At-Will Employment

Turning Back the Clock
John P. Mello Jr.July 1, 2001

As companies mull possible midyear layoffs in response to a slowing economy, executives should take another look at an October California Supreme Court decision that handed companies an at-will employment victory.

An at-will policy allows employers to terminate workers at the company’s discretion. Since the 1970s, though, legislatures and the courts have tempered such policies: Laws were passed to prevent employers from dismissing workers for discriminatory reasons (sex, race, age, and the like) or for public-policy reasons (blowing the whistle on fraud). Furthermore, as a way to dilute a company’s at-will powers, the courts expanded the definition of an “implied contract.”

It’s in the implied contract area that the courts appear to be backpedaling. In Guz v. Bechtel, the California high court turned its back on a 12-year-old decision that established criteria for implied contracts for at-will employees. The criteria included such factors as employee longevity, raises, and favorable reviews. Essentially, the court upheld Bechtel National Inc.’s choice to cut John Guz loose due to a downturn in the company’s workload. With the opinion, California joins such states as Montana, New Mexico, Nevada, and Idaho, where longevity and a policy of warning before discharge are insufficient evidence to infer an implied contract.

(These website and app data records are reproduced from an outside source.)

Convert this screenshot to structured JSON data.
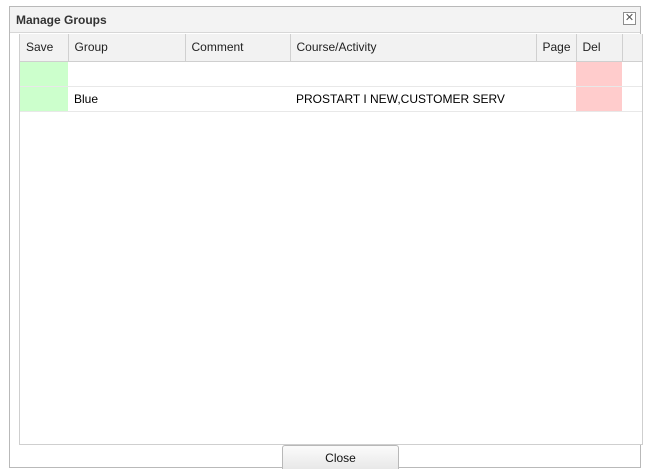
{
  "dialog": {
    "title": "Manage Groups",
    "close_icon": "close-x-icon"
  },
  "table": {
    "columns": [
      "Save",
      "Group",
      "Comment",
      "Course/Activity",
      "Page",
      "Del"
    ],
    "rows": [
      {
        "group": "",
        "comment": "",
        "course": "",
        "page": ""
      },
      {
        "group": "Blue",
        "comment": "",
        "course": "PROSTART I NEW,CUSTOMER SERV",
        "page": ""
      }
    ]
  },
  "colors": {
    "save_cell": "#ccffcc",
    "delete_cell": "#ffcccc"
  },
  "footer": {
    "close_label": "Close"
  }
}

But some labor lawyers remain cautious about a possible resurgence of unfettered at-will employment. “There is always a risk that employees will challenge their termination if they are released for reasons not covered by a contractual provision,” says Mark S. Dichter, a labor and employment attorney with Morgan, Lewis & Bockius, in Philadelphia. Marshall Bellovin, an employment attorney with Ballon Stoll Bader & Nadler, in New York, agrees, and recommends that companies remove all doubt by requiring a new hire to sign a statement that indicates he or she is an at-will worker. He also advises companies to omit any references to length of employment from offer letters. “If there’s a term of years in that letter, then a CFO can get into trouble,” asserts Bellovin. — John P Mello, Jr.